Pitch-Decks: Why a Startup’s Exit Strategy Isn’t About the End
You have spent an unmeasurable amount of time and effort getting your company or idea off the ground. Now you are putting together your pitch, considering what is in store for your future and making your company look as attractive as possible for investors. So why would you even want to be thinking of an exit strategy? It may seem counter-intuitive, but it is actually a very important step to make your company look more desirable to your potential investors.
Exit strategies are for the startup AND investors
The exit strategy for startups is a plan designed for the investors, and not just the founders. Investors are looking to make good investments, and the only way they achieve favorable returns on their investments is if they are able to eventually exit. Even if your company is an all-around successful and growing company, most investors generally don’t want to be in for the long haul; they want the ability to see the return on their investment in a reasonable timeframe.
Common startup exit types
Investors are looking for a company that has a solid exit plan in place. Simply assuming your company will be “bought” in the future just will not suffice. Below are some common ways that investors are able to exit:
- The startup is acquired by a larger company
- A large institutional investor, such as Series A, Series B, etc., buys out the earlier investors, such as friends, family and angel investors
- The startup grows enough to be able to have marketable shares, i.e. IPOs or other private markets
- The startup is able to grow enough to buy back the investor’s shares
Other exits are possible, but those mentioned are the most common and perhaps the most desirable.
Determining realistic exit opportunities
Looking at other companies within your industry and benchmarking is a great place to start. Having examples of similar companies being able to exit and to demonstrate the returns their investors received is a solid way to get investors to seriously consider investing in your company. Try to obtain the most specific information you can get on companies in similar industries and turn that information into a realistic projection for your company.
For example: If you are developing a software company, try to find other software companies in your industry that have exited in the past few years. If Google has recently purchased two or three of your competitors, research those exits. Then present your potential investors with the companies that were purchased and for how much. From there, you can calculate a hypothetical return for your potential investors based on the amount of their potential investment compared to the comparable exits.
Presenting exit opportunities can set your pitch apart
If you have not considered an exit strategy for your startup business, don’t feel bad as you are not alone. The State of Owner Readiness Survey of 2015 showed that 49% of businesses, including mature businesses, have considered no exit planning at all and that almost 2/3 of business owners are not familiar with all of their exit options. Since so many companies have not considered an exit strategy, pitching potential investors on yours is one key way to set your pitch apart from the pack.

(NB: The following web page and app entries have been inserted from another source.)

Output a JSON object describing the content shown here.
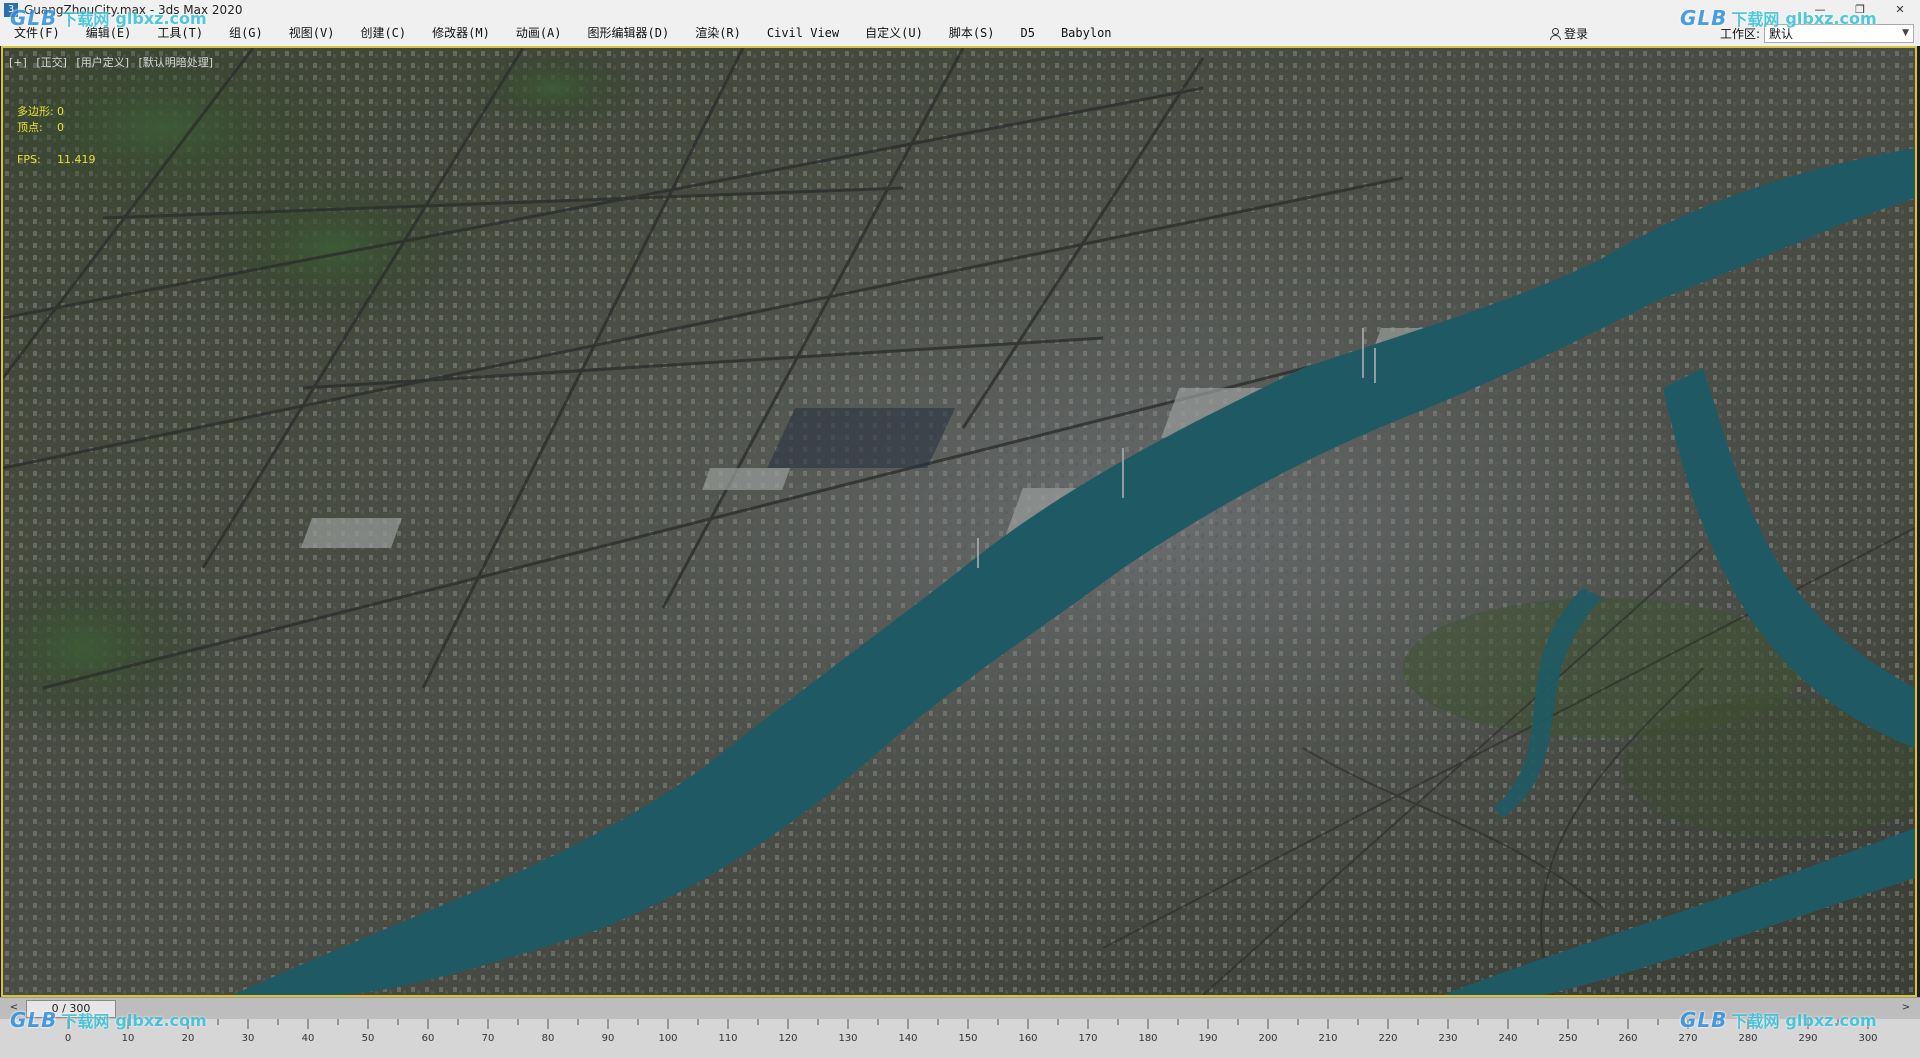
{
  "window": {
    "title": "GuangZhouCity.max - 3ds Max 2020",
    "app_icon": "3ds-max-icon",
    "controls": [
      "minimize",
      "maximize",
      "close"
    ],
    "control_glyphs": [
      "—",
      "❐",
      "✕"
    ]
  },
  "menubar": {
    "items": [
      "文件(F)",
      "编辑(E)",
      "工具(T)",
      "组(G)",
      "视图(V)",
      "创建(C)",
      "修改器(M)",
      "动画(A)",
      "图形编辑器(D)",
      "渲染(R)",
      "Civil View",
      "自定义(U)",
      "脚本(S)",
      "D5",
      "Babylon"
    ],
    "login_label": "登录",
    "workspace_label": "工作区:",
    "workspace_value": "默认"
  },
  "viewport": {
    "labels": [
      "[+]",
      "[正交]",
      "[用户定义]",
      "[默认明暗处理]"
    ],
    "stats": {
      "polygons_label": "多边形:",
      "polygons_value": "0",
      "vertices_label": "顶点:",
      "vertices_value": "0",
      "fps_label": "FPS:",
      "fps_value": "11.419"
    },
    "border_color": "#d8c43a",
    "stats_color": "#e8e030"
  },
  "timeline": {
    "slider_label": "0 / 300",
    "prev_glyph": "<",
    "next_glyph": ">",
    "current_frame": 0,
    "total_frames": 300,
    "tick_labels": [
      "0",
      "10",
      "20",
      "30",
      "40",
      "50",
      "60",
      "70",
      "80",
      "90",
      "100",
      "110",
      "120",
      "130",
      "140",
      "150",
      "160",
      "170",
      "180",
      "190",
      "200",
      "210",
      "220",
      "230",
      "240",
      "250",
      "260",
      "270",
      "280",
      "290",
      "300"
    ]
  },
  "watermarks": [
    {
      "logo": "GLB",
      "name": "下载网",
      "site": "glbxz.com"
    },
    {
      "logo": "GLB",
      "name": "下载网",
      "site": "glbxz.com"
    },
    {
      "logo": "GLB",
      "name": "下载网",
      "site": "glbxz.com"
    },
    {
      "logo": "GLB",
      "name": "下载网",
      "site": "glbxz.com"
    }
  ]
}
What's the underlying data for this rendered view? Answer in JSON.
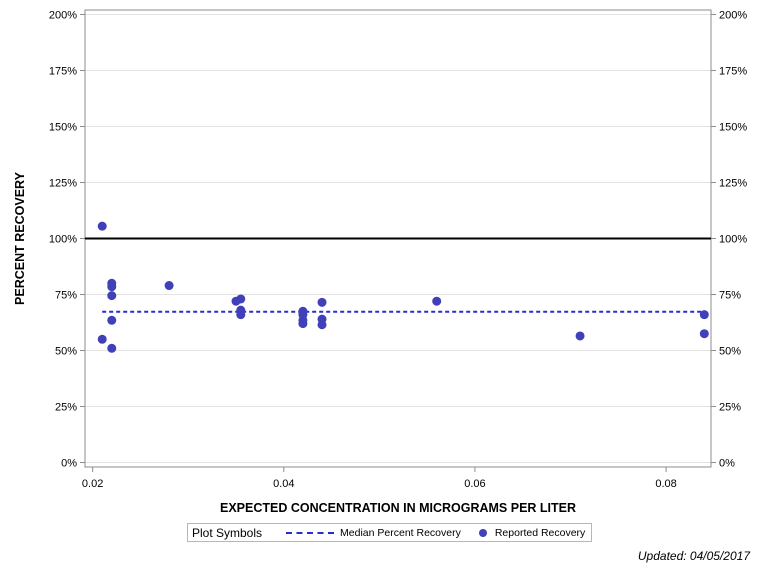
{
  "chart_data": {
    "type": "scatter",
    "xlabel": "EXPECTED CONCENTRATION IN MICROGRAMS PER LITER",
    "ylabel": "PERCENT RECOVERY",
    "xlim": [
      0.0192,
      0.0847
    ],
    "ylim": [
      -2,
      202
    ],
    "x_ticks": [
      0.02,
      0.04,
      0.06,
      0.08
    ],
    "x_tick_labels": [
      "0.02",
      "0.04",
      "0.06",
      "0.08"
    ],
    "y_ticks": [
      0,
      25,
      50,
      75,
      100,
      125,
      150,
      175,
      200
    ],
    "y_tick_labels": [
      "0%",
      "25%",
      "50%",
      "75%",
      "100%",
      "125%",
      "150%",
      "175%",
      "200%"
    ],
    "grid": true,
    "reference_line": {
      "y": 100
    },
    "median_line": {
      "y": 67.3,
      "x_range": [
        0.021,
        0.084
      ]
    },
    "legend": {
      "title": "Plot Symbols",
      "position": "bottom",
      "entries": [
        "Median Percent Recovery",
        "Reported Recovery"
      ]
    },
    "series": [
      {
        "name": "Reported Recovery",
        "color": "#4040b8",
        "points": [
          [
            0.021,
            105.5
          ],
          [
            0.021,
            55
          ],
          [
            0.022,
            80
          ],
          [
            0.022,
            78.5
          ],
          [
            0.022,
            74.5
          ],
          [
            0.022,
            63.5
          ],
          [
            0.022,
            51
          ],
          [
            0.028,
            79
          ],
          [
            0.035,
            72
          ],
          [
            0.0355,
            73
          ],
          [
            0.0355,
            68
          ],
          [
            0.0355,
            66
          ],
          [
            0.042,
            67.5
          ],
          [
            0.042,
            66
          ],
          [
            0.042,
            63.5
          ],
          [
            0.042,
            62
          ],
          [
            0.044,
            71.5
          ],
          [
            0.044,
            64
          ],
          [
            0.044,
            61.5
          ],
          [
            0.056,
            72
          ],
          [
            0.071,
            56.5
          ],
          [
            0.084,
            66
          ],
          [
            0.084,
            57.5
          ]
        ]
      }
    ]
  },
  "footer": {
    "updated": "Updated: 04/05/2017"
  }
}
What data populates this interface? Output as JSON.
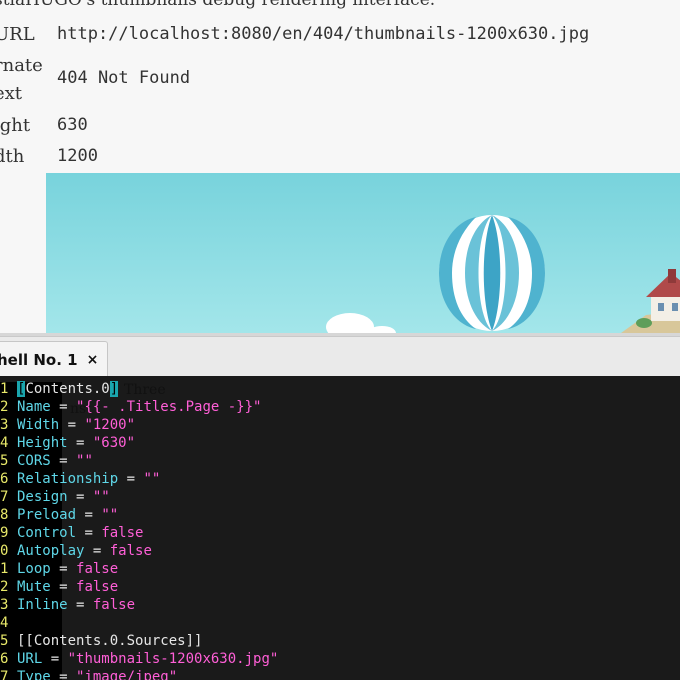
{
  "browser": {
    "intro_text": "stiaHUGO's thumbnails debug rendering interface.",
    "rows": [
      {
        "label": "URL",
        "value": "http://localhost:8080/en/404/thumbnails-1200x630.jpg"
      },
      {
        "label": "rnate",
        "label2": "ext",
        "value": "404 Not Found"
      },
      {
        "label": "ight",
        "value": "630"
      },
      {
        "label": "dth",
        "value": "1200"
      }
    ]
  },
  "terminal": {
    "tab_title": "hell No. 1",
    "tab_close": "×",
    "overlay_lines": [
      "Three",
      "ns"
    ],
    "lines": [
      {
        "num": "1",
        "parts": [
          [
            "cursor",
            "["
          ],
          [
            "plain",
            "Contents.0"
          ],
          [
            "cursor",
            "]"
          ]
        ]
      },
      {
        "num": "2",
        "parts": [
          [
            "key",
            "Name"
          ],
          [
            "op",
            " = "
          ],
          [
            "str",
            "\"{{- .Titles.Page -}}\""
          ]
        ]
      },
      {
        "num": "3",
        "parts": [
          [
            "key",
            "Width"
          ],
          [
            "op",
            " = "
          ],
          [
            "str",
            "\"1200\""
          ]
        ]
      },
      {
        "num": "4",
        "parts": [
          [
            "key",
            "Height"
          ],
          [
            "op",
            " = "
          ],
          [
            "str",
            "\"630\""
          ]
        ]
      },
      {
        "num": "5",
        "parts": [
          [
            "key",
            "CORS"
          ],
          [
            "op",
            " = "
          ],
          [
            "str",
            "\"\""
          ]
        ]
      },
      {
        "num": "6",
        "parts": [
          [
            "key",
            "Relationship"
          ],
          [
            "op",
            " = "
          ],
          [
            "str",
            "\"\""
          ]
        ]
      },
      {
        "num": "7",
        "parts": [
          [
            "key",
            "Design"
          ],
          [
            "op",
            " = "
          ],
          [
            "str",
            "\"\""
          ]
        ]
      },
      {
        "num": "8",
        "parts": [
          [
            "key",
            "Preload"
          ],
          [
            "op",
            " = "
          ],
          [
            "str",
            "\"\""
          ]
        ]
      },
      {
        "num": "9",
        "parts": [
          [
            "key",
            "Control"
          ],
          [
            "op",
            " = "
          ],
          [
            "bool",
            "false"
          ]
        ]
      },
      {
        "num": "0",
        "parts": [
          [
            "key",
            "Autoplay"
          ],
          [
            "op",
            " = "
          ],
          [
            "bool",
            "false"
          ]
        ]
      },
      {
        "num": "1",
        "parts": [
          [
            "key",
            "Loop"
          ],
          [
            "op",
            " = "
          ],
          [
            "bool",
            "false"
          ]
        ]
      },
      {
        "num": "2",
        "parts": [
          [
            "key",
            "Mute"
          ],
          [
            "op",
            " = "
          ],
          [
            "bool",
            "false"
          ]
        ]
      },
      {
        "num": "3",
        "parts": [
          [
            "key",
            "Inline"
          ],
          [
            "op",
            " = "
          ],
          [
            "bool",
            "false"
          ]
        ]
      },
      {
        "num": "4",
        "parts": []
      },
      {
        "num": "5",
        "parts": [
          [
            "plain",
            "[[Contents.0.Sources]]"
          ]
        ]
      },
      {
        "num": "6",
        "parts": [
          [
            "key",
            "URL"
          ],
          [
            "op",
            " = "
          ],
          [
            "str",
            "\"thumbnails-1200x630.jpg\""
          ]
        ]
      },
      {
        "num": "7",
        "parts": [
          [
            "key",
            "Type"
          ],
          [
            "op",
            " = "
          ],
          [
            "str",
            "\"image/jpeg\""
          ]
        ]
      }
    ]
  }
}
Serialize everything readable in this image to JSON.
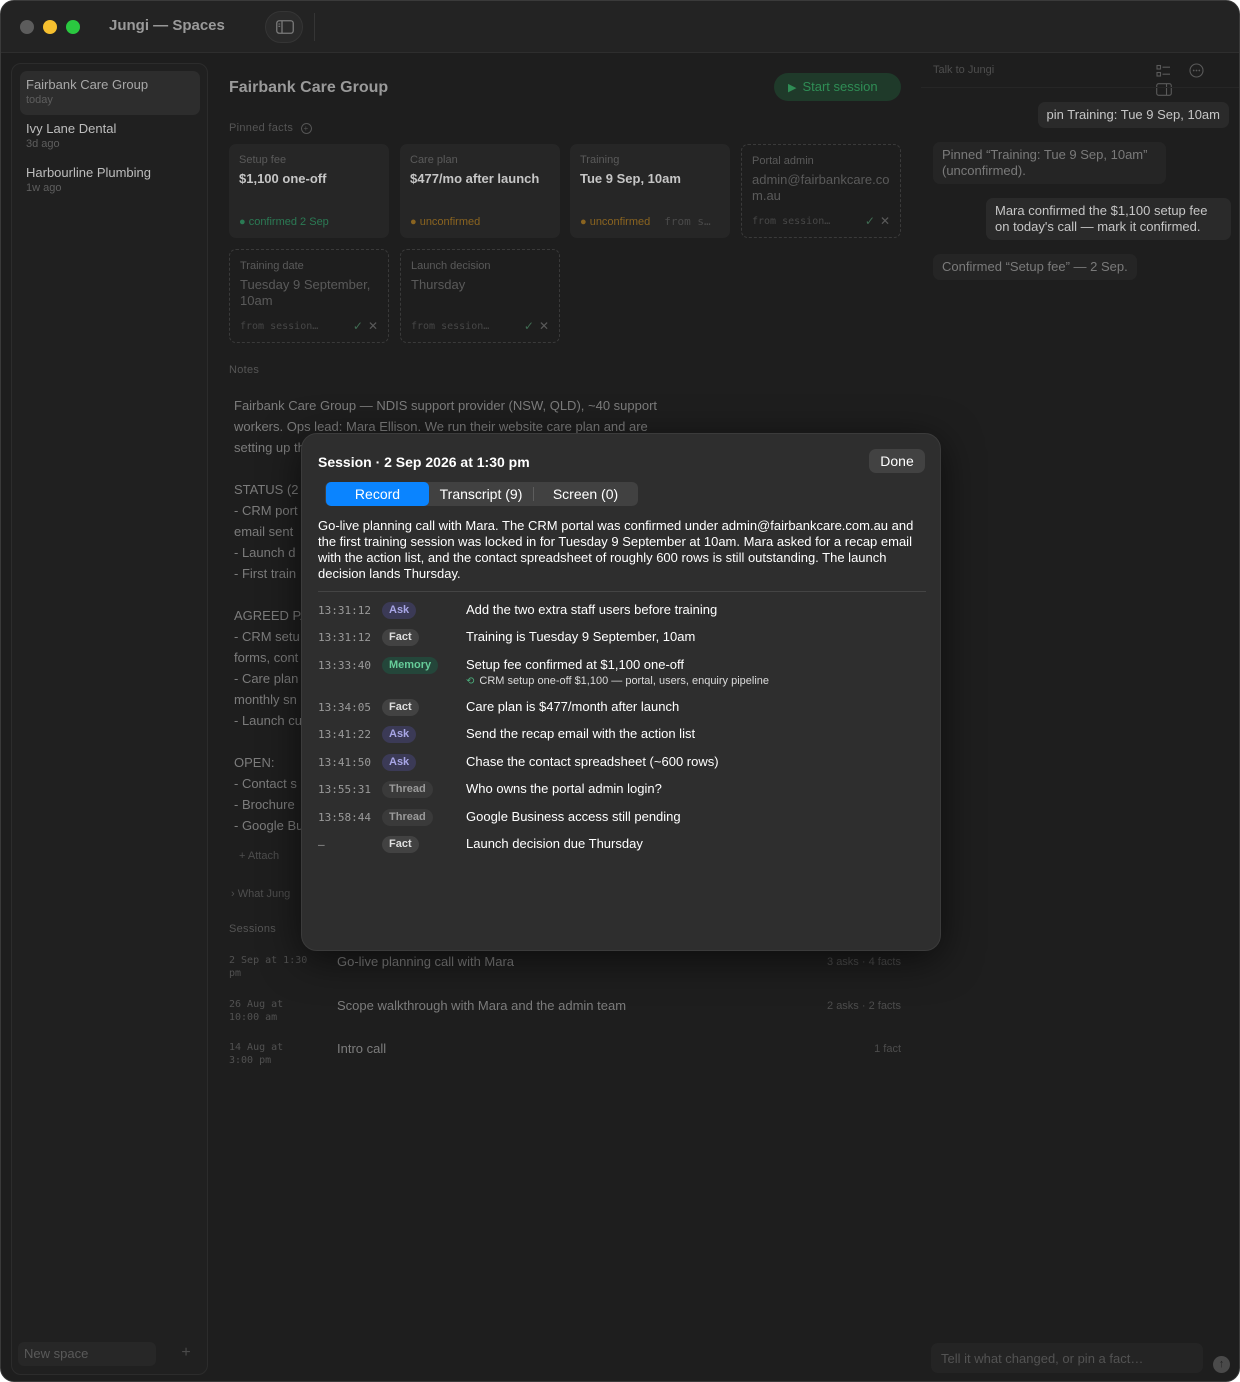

Exit plans do not materialize overnight. Once the plan is in place, it can still take several years to implement, so it is important to start planning now to maximize your business value. This is what investors are hoping to find while performing their own due diligence on their next investment.
If you have any questions on exit strategies for your business, or how to incorporate them into your next investor pitch, contact an Anders startup advisor.